[Source material]
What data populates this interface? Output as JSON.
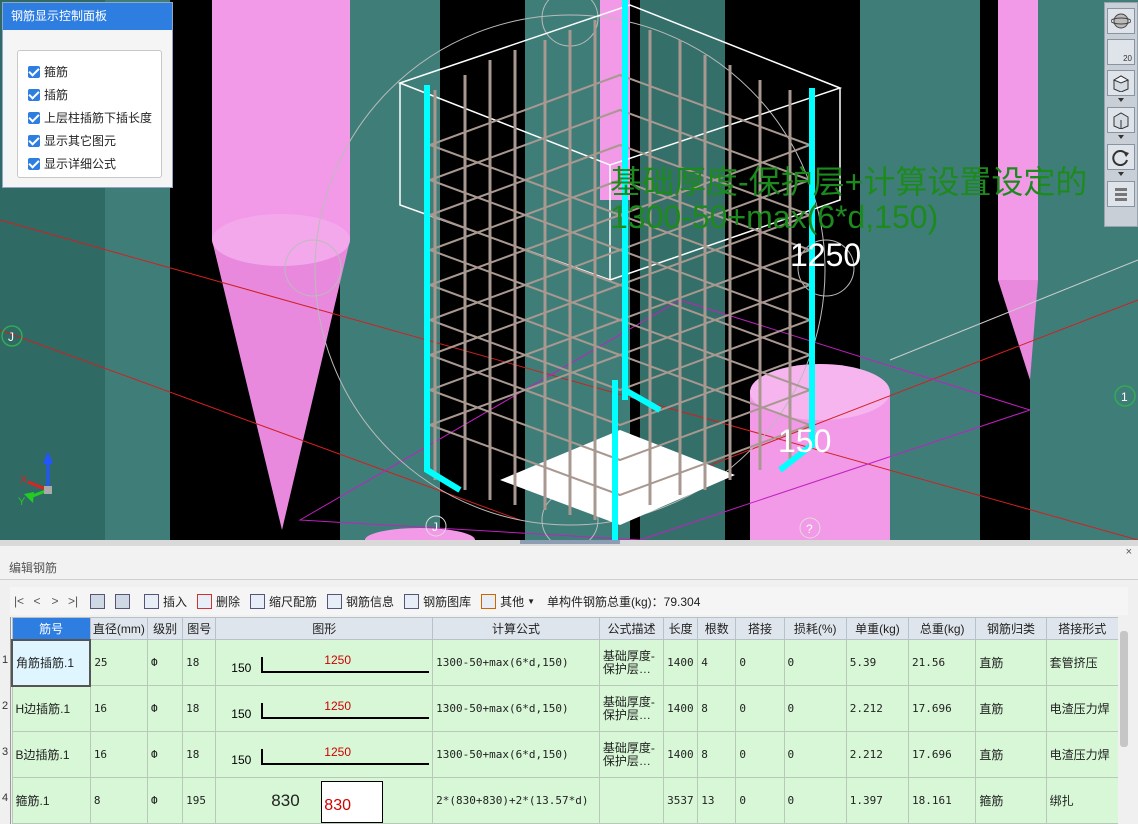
{
  "control_panel": {
    "title": "钢筋显示控制面板",
    "options": [
      {
        "label": "箍筋",
        "checked": true
      },
      {
        "label": "插筋",
        "checked": true
      },
      {
        "label": "上层柱插筋下插长度",
        "checked": true
      },
      {
        "label": "显示其它图元",
        "checked": true
      },
      {
        "label": "显示详细公式",
        "checked": true
      }
    ]
  },
  "viewport": {
    "formula_line1": "基础厚度-保护层+计算设置设定的",
    "formula_line2": "1300-50+max(6*d,150)",
    "dim_1250": "1250",
    "dim_150": "150",
    "axis_left": "J",
    "axis_right": "1",
    "axis_bottom1": "J",
    "axis_bottom2": "?",
    "axes": {
      "x": "X",
      "y": "Y",
      "z": "Z"
    },
    "colors": {
      "background": "#000000",
      "column": "#3f7e78",
      "pink": "#f29ae8",
      "cyan": "#00ffff",
      "rebar": "#a89890",
      "formula": "#1d8a1d"
    }
  },
  "right_toolbar": {
    "buttons": [
      {
        "icon": "globe-icon"
      },
      {
        "icon": "plane-icon",
        "label": "20"
      },
      {
        "icon": "cube-top-icon"
      },
      {
        "icon": "cube-side-icon"
      },
      {
        "icon": "rotate-icon"
      },
      {
        "icon": "layers-icon"
      }
    ]
  },
  "edit_panel": {
    "title": "编辑钢筋",
    "close": "×",
    "toolbar": {
      "nav": [
        "|<",
        "<",
        ">",
        ">|"
      ],
      "insert": "插入",
      "delete": "删除",
      "scale_rebar": "缩尺配筋",
      "rebar_info": "钢筋信息",
      "rebar_library": "钢筋图库",
      "other": "其他",
      "total_label": "单构件钢筋总重(kg)：79.304"
    },
    "columns": [
      "筋号",
      "直径(mm)",
      "级别",
      "图号",
      "图形",
      "计算公式",
      "公式描述",
      "长度",
      "根数",
      "搭接",
      "损耗(%)",
      "单重(kg)",
      "总重(kg)",
      "钢筋归类",
      "搭接形式"
    ],
    "rows": [
      {
        "num": "1",
        "name": "角筋插筋.1",
        "dia": "25",
        "grade": "Ф",
        "fig": "18",
        "shape_left": "150",
        "shape_top": "1250",
        "formula": "1300-50+max(6*d,150)",
        "desc": "基础厚度-保护层…",
        "length": "1400",
        "count": "4",
        "lap": "0",
        "loss": "0",
        "unit_w": "5.39",
        "total_w": "21.56",
        "type": "直筋",
        "lap_type": "套管挤压"
      },
      {
        "num": "2",
        "name": "H边插筋.1",
        "dia": "16",
        "grade": "Ф",
        "fig": "18",
        "shape_left": "150",
        "shape_top": "1250",
        "formula": "1300-50+max(6*d,150)",
        "desc": "基础厚度-保护层…",
        "length": "1400",
        "count": "8",
        "lap": "0",
        "loss": "0",
        "unit_w": "2.212",
        "total_w": "17.696",
        "type": "直筋",
        "lap_type": "电渣压力焊"
      },
      {
        "num": "3",
        "name": "B边插筋.1",
        "dia": "16",
        "grade": "Ф",
        "fig": "18",
        "shape_left": "150",
        "shape_top": "1250",
        "formula": "1300-50+max(6*d,150)",
        "desc": "基础厚度-保护层…",
        "length": "1400",
        "count": "8",
        "lap": "0",
        "loss": "0",
        "unit_w": "2.212",
        "total_w": "17.696",
        "type": "直筋",
        "lap_type": "电渣压力焊"
      },
      {
        "num": "4",
        "name": "箍筋.1",
        "dia": "8",
        "grade": "Ф",
        "fig": "195",
        "shape_left": "830",
        "shape_top": "830",
        "formula": "2*(830+830)+2*(13.57*d)",
        "desc": "",
        "length": "3537",
        "count": "13",
        "lap": "0",
        "loss": "0",
        "unit_w": "1.397",
        "total_w": "18.161",
        "type": "箍筋",
        "lap_type": "绑扎"
      }
    ]
  }
}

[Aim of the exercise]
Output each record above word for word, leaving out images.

[Written answer]
What data populates this interface? Output as JSON.
{
  "control_panel": {
    "title": "钢筋显示控制面板",
    "options": [
      {
        "label": "箍筋",
        "checked": true
      },
      {
        "label": "插筋",
        "checked": true
      },
      {
        "label": "上层柱插筋下插长度",
        "checked": true
      },
      {
        "label": "显示其它图元",
        "checked": true
      },
      {
        "label": "显示详细公式",
        "checked": true
      }
    ]
  },
  "viewport": {
    "formula_line1": "基础厚度-保护层+计算设置设定的",
    "formula_line2": "1300-50+max(6*d,150)",
    "dim_1250": "1250",
    "dim_150": "150",
    "axis_left": "J",
    "axis_right": "1",
    "axis_bottom1": "J",
    "axis_bottom2": "?",
    "axes": {
      "x": "X",
      "y": "Y",
      "z": "Z"
    },
    "colors": {
      "background": "#000000",
      "column": "#3f7e78",
      "pink": "#f29ae8",
      "cyan": "#00ffff",
      "rebar": "#a89890",
      "formula": "#1d8a1d"
    }
  },
  "right_toolbar": {
    "buttons": [
      {
        "icon": "globe-icon"
      },
      {
        "icon": "plane-icon",
        "label": "20"
      },
      {
        "icon": "cube-top-icon"
      },
      {
        "icon": "cube-side-icon"
      },
      {
        "icon": "rotate-icon"
      },
      {
        "icon": "layers-icon"
      }
    ]
  },
  "edit_panel": {
    "title": "编辑钢筋",
    "close": "×",
    "toolbar": {
      "nav": [
        "|<",
        "<",
        ">",
        ">|"
      ],
      "insert": "插入",
      "delete": "删除",
      "scale_rebar": "缩尺配筋",
      "rebar_info": "钢筋信息",
      "rebar_library": "钢筋图库",
      "other": "其他",
      "total_label": "单构件钢筋总重(kg)：79.304"
    },
    "columns": [
      "筋号",
      "直径(mm)",
      "级别",
      "图号",
      "图形",
      "计算公式",
      "公式描述",
      "长度",
      "根数",
      "搭接",
      "损耗(%)",
      "单重(kg)",
      "总重(kg)",
      "钢筋归类",
      "搭接形式"
    ],
    "rows": [
      {
        "num": "1",
        "name": "角筋插筋.1",
        "dia": "25",
        "grade": "Ф",
        "fig": "18",
        "shape_left": "150",
        "shape_top": "1250",
        "formula": "1300-50+max(6*d,150)",
        "desc": "基础厚度-保护层…",
        "length": "1400",
        "count": "4",
        "lap": "0",
        "loss": "0",
        "unit_w": "5.39",
        "total_w": "21.56",
        "type": "直筋",
        "lap_type": "套管挤压"
      },
      {
        "num": "2",
        "name": "H边插筋.1",
        "dia": "16",
        "grade": "Ф",
        "fig": "18",
        "shape_left": "150",
        "shape_top": "1250",
        "formula": "1300-50+max(6*d,150)",
        "desc": "基础厚度-保护层…",
        "length": "1400",
        "count": "8",
        "lap": "0",
        "loss": "0",
        "unit_w": "2.212",
        "total_w": "17.696",
        "type": "直筋",
        "lap_type": "电渣压力焊"
      },
      {
        "num": "3",
        "name": "B边插筋.1",
        "dia": "16",
        "grade": "Ф",
        "fig": "18",
        "shape_left": "150",
        "shape_top": "1250",
        "formula": "1300-50+max(6*d,150)",
        "desc": "基础厚度-保护层…",
        "length": "1400",
        "count": "8",
        "lap": "0",
        "loss": "0",
        "unit_w": "2.212",
        "total_w": "17.696",
        "type": "直筋",
        "lap_type": "电渣压力焊"
      },
      {
        "num": "4",
        "name": "箍筋.1",
        "dia": "8",
        "grade": "Ф",
        "fig": "195",
        "shape_left": "830",
        "shape_top": "830",
        "formula": "2*(830+830)+2*(13.57*d)",
        "desc": "",
        "length": "3537",
        "count": "13",
        "lap": "0",
        "loss": "0",
        "unit_w": "1.397",
        "total_w": "18.161",
        "type": "箍筋",
        "lap_type": "绑扎"
      }
    ]
  }
}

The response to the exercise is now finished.